Summer Rose. Photo by Michelle Garren-Flye

Taking you along on the Villanelle ride: Poem

So I wouldn’t say I’ve mastered the villanelle form, but I have written three so far. Villanelles 2 and 3 are nowhere near ready for others to see, but number 1 is not too bad, and, thanks to some feedback from a writer friend (thanks, Brandon!), much better than it was.

I’m going to publish it here even though I started out the day with major imposter syndrome after reading Sylvia Plath’s “Mad Girl’s Love Song“. You should definitely read it if you haven’t. It’s what I will strive for in my villanelles. I’m not there. Not anywhere near it. But what is life if you’re not trying to perfect something?

Villanelle #1

By Michelle Garren-Flye

Follow the direction of your heart.

It’s the best way to spend your time—

and the only real way to make a start.

There is no other way to map or chart

the treacherous mountains you must climb.

Just follow the direction of your heart.

Life may want to rip you apart,

but the map of the heart is sublime

and the only real way to make a start.

Reach for reason and long for art!

It will never be considered a crime

to follow the direction of your heart.

There’s no confusion when you depart.

Even if you can’t find the right rhyme,

you know it’s the way to make your start

The sting of winter may yet smart

even when you’re in your prime.

But follow the direction of your heart!

It’s the only real way to make a start.

Crepe myrtle. Photo by Michelle Garren-Flye

Challenge Accepted: Learning something new

I’ve been a bit directionless recently. No idea what to do with my creative energy, so I’ve been shoving it down and watching Netflix instead (I’m rewatching Longmire, and it’s better than I remember from the first time around). (Side note: I need a Lou Diamond Phillips in my life.)
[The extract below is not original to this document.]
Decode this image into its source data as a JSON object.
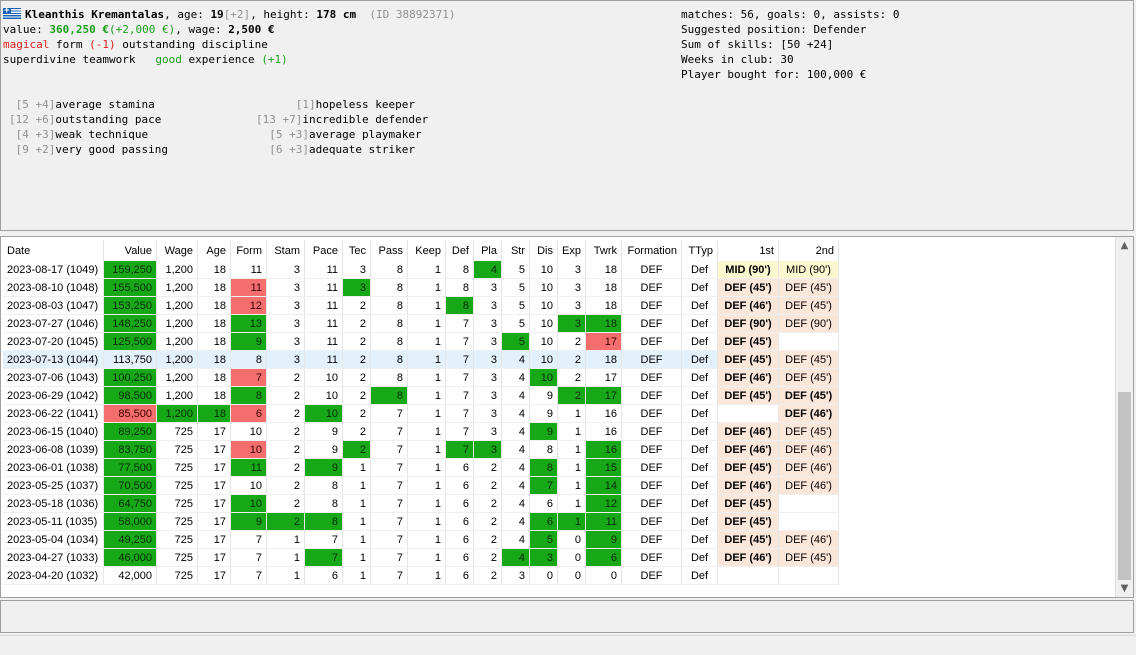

Back to learning something new. I decided I needed a direction, so I posted on social media and Twitter (Twitter is not social media, imo), asking for suggestions for my next poetry challenge. I didn’t promise to write, illustrate and publish another poetry book in less than a month, but I did indicate I might try.

Well, the challenge I got and accepted after some thought was a bit more complex than I’d anticipated. I don’t think I’ll manage another book in 30 days. It’s a whole new form to me and I’m loving it, hating it, cursing it—and learning it.

A villanelle is a sort of song poem with a rigid rhyme scheme that utilizes repeating lines, unlike most poetry. The best known one is Dylan Thomas’s “Do Not Go Gently Into That Good Night.” I have always loved that poem. I love the rhythm of it. I love the passion in it. I love the way you can almost unconsciously sing it without even meaning to.

The one thing I never loved because I never even noticed it was the rhyme.

How is that possible?? In multiple places “night” literally rhymes with “night”, “light” with “light”. How the heck did Thomas make his rhyme so invisible? It’s awesome that he did, because a poem with too heavy a rhyme will be singsongy and irritating. It may sound contrived. How did Thomas manage a poem with such a rigid rhyme scheme and make it sound natural?

The answer, of course, is that so much of the rest of the poem is more important than the rhyme. The passion, the theme, the message, the rhythm. All the things I’ve noticed that I love.

So that’s my new challenge. Write villanelles that don’t sound like they have a rhyme scheme. Or at least write villanelles where the rigid rhyme scheme doesn’t interfere with the message and passion of the poem.

Random picture of a perfect mushroom. Photo by Michelle Garren-Flye